Andrea’s essay talked a little bit – very, very briefly – about why it’s important for a person in a position of power to not use that power for evil[1] to build hirself an unhealthy, “co-dependent”, force-teamed microcosm wherein zi never has to face hir own insecurities. (This applies in pretty-much any situation, btw, but it’s particularly relevant within the context of the intense emotional/personal relationships that one gets in D/s, M/s, and O/p). But I need more than that.
What I said, above, about being able to extract stuff and apply it to my own situation, that’s still true. But I would have really liked to see examples about how a poly submissive can remind hir dominant they they’re still wanted (both in general and) as Large and In Charge[5] without giving off the vibe that getting vulnerable[6] and opening up about feeling insecure was, in some way, not being Dom(me) Enough[7]. I’d also have liked to see stories/essays from individual dominants about how they negotiated their own insecurities about Sharing, how they differentiated between territoriality, desire to provide/maintain control, and straight-up fear-of-loss: How did they mess up? How did they succeed?
The long and the short of it is that I want to know how you – or you, or you, or you – do it with grace and generosity and the recognition that it’s not just you that you’re looking out for when you’re In Charge of someone else’s life.
So that’s my question. Got any suggestions?
Ms Syren.
[1] By-which I mean remembering that, as The Boss, it’s your job to guide your sub and encourage hir to flourish into hir Best Self, rather than to use your Control over your sub’s life to build yourself a cocoon wherein you’ll never, ever, ever have to deal with your own Issues.

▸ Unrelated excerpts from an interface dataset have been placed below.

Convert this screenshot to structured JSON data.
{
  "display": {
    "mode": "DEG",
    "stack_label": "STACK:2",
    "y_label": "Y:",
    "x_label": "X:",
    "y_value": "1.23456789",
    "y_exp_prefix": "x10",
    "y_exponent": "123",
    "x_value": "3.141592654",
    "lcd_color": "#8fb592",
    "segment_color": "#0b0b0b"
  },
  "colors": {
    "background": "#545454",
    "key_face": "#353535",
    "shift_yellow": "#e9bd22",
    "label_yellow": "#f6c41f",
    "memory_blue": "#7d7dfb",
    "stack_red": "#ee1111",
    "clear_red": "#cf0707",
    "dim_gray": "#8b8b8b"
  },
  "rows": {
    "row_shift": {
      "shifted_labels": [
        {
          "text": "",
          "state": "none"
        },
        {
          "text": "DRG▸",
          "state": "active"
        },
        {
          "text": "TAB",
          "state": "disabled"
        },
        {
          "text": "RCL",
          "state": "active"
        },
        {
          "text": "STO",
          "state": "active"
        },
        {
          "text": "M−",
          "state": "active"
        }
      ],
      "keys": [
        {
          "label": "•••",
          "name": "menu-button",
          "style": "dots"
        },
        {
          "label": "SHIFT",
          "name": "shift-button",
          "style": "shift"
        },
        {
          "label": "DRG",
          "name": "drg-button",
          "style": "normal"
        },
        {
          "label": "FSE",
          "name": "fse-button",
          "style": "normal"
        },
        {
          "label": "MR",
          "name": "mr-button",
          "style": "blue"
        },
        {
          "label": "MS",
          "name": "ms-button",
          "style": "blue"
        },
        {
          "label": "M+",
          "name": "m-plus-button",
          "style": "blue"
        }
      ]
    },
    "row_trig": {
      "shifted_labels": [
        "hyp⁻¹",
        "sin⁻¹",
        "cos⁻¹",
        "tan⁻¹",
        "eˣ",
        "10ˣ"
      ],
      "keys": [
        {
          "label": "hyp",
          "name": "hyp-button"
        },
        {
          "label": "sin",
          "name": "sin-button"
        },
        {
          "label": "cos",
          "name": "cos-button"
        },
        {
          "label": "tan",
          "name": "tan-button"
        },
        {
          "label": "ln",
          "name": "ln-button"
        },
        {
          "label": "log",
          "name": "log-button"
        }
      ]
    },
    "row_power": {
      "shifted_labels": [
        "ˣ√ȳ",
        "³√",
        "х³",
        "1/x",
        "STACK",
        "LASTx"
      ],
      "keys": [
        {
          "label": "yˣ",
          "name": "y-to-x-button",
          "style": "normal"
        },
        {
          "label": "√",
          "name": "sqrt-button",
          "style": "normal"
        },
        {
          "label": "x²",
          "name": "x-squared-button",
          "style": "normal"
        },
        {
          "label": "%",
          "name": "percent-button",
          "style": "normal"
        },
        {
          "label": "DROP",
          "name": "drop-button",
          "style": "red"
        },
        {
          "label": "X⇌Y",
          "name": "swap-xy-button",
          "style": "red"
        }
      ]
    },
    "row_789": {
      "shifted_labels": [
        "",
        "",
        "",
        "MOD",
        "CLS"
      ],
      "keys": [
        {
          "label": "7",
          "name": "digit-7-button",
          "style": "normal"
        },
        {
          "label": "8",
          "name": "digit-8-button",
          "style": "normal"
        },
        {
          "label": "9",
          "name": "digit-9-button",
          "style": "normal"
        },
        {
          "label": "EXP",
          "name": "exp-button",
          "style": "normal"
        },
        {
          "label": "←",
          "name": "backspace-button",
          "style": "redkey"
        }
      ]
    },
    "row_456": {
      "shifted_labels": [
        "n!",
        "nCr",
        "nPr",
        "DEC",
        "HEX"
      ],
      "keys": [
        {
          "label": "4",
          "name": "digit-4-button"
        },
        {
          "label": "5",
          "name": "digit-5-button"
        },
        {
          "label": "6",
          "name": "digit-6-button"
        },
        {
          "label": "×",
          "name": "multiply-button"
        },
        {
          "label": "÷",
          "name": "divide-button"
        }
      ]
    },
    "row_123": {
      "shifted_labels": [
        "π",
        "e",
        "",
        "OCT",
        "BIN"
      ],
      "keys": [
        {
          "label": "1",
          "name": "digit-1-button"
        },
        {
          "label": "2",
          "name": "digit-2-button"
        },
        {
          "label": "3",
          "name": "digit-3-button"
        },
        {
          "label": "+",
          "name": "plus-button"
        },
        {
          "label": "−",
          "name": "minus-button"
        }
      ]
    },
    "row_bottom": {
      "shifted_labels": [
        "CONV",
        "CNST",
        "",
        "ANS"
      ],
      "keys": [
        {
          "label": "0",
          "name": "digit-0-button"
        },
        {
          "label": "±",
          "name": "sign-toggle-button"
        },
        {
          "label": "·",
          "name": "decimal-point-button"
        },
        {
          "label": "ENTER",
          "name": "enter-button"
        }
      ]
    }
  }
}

[2] The opposite of Using Your Powers For Evil is, in this situation, becoming a martyr by putting yourself last… when you are supposed to be providing your sub with direction and being the center/anchor for hir life.
[3] She’s poly-fuckerous, too, but by and large she’s far, FAR more likely to wind up loving someone, with or without sexual involvement, than to wind up having a one-nighter. This is both harder and easier for me to deal with than if it were the other way around. I’ll probably have to write a post about that at some point.

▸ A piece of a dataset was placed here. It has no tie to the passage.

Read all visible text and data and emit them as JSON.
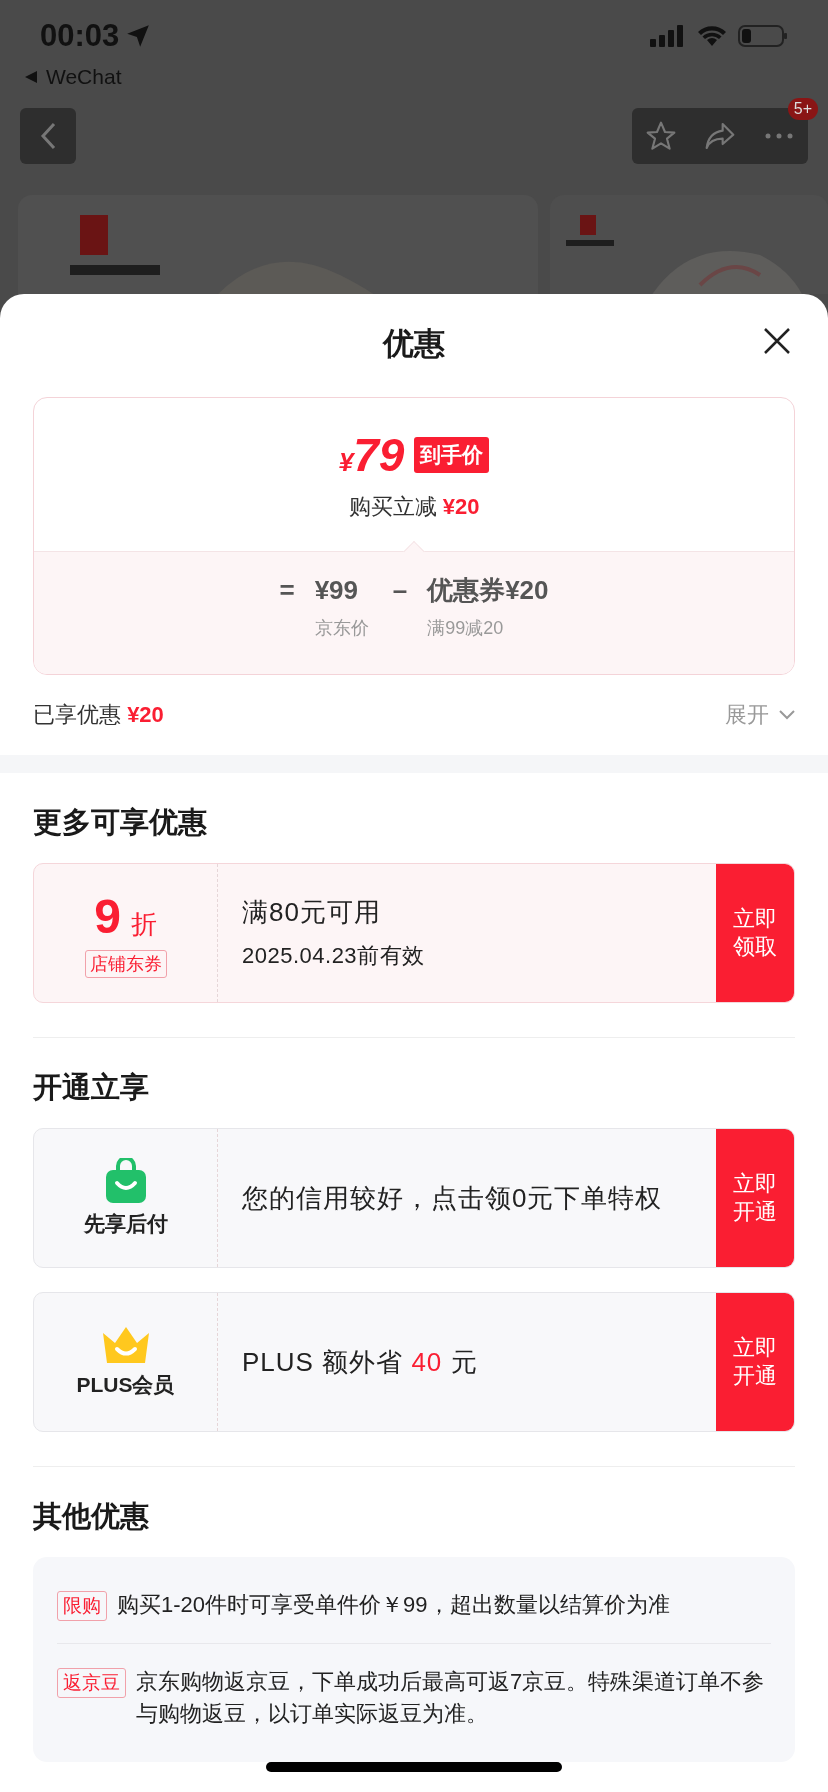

[4] There was one. A fellow wrote about his experiences in a queer leather family with multiple levels in the familial hierarchy that were more complicated than “X is my owner, and we both own Q” or “X is my owner and Q’s owner and we are sibling-slaves”. It was a help, in terms of finding language to describe, say, what Kitty – Ghost’s freshly-collared serving girl – is to me, or how to describe our relationship… which is a little more complicated than “two arms of a V” because of the once-removed power relationships that are also in the mix.
[5] Example: My Ghost once had a submissive of her own, in another city, and she’d periodically go and visit them for a weekend. But she’d come home and curl up at my feet because she needed that anchoring from me to know that she was home. Her doing that, and needing that, made things easier for me as well.

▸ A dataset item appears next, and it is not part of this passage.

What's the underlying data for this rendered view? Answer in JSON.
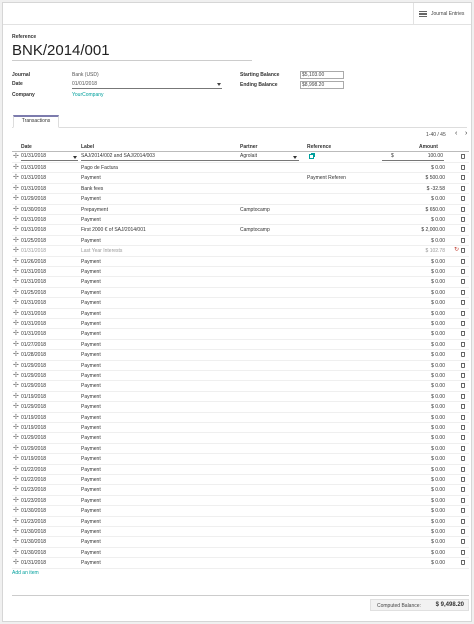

[6] Vulnerability, as we know, is sort of where it’s at when it comes to connecting with other people. It sucks that it gets such a bad rap.
[7] So much of this is also tied up with gender dynamics. The “masculine ideals” of being the knight on the white horse who will die in battle rather than run for safety, the “feminine ideals” of being able to do every, perfectly, without breaking a sweat or getting an eyelash out of place… they both map really, really neatly onto the ideas that dominants “should” be control-oriented and submissives “should” be service-oriented and that, along with that, dominants “should” be invulnerable and stoic and submissives “should” be able to Do All The Things automagically… Gah! It’s just fucking us all up from the inside out!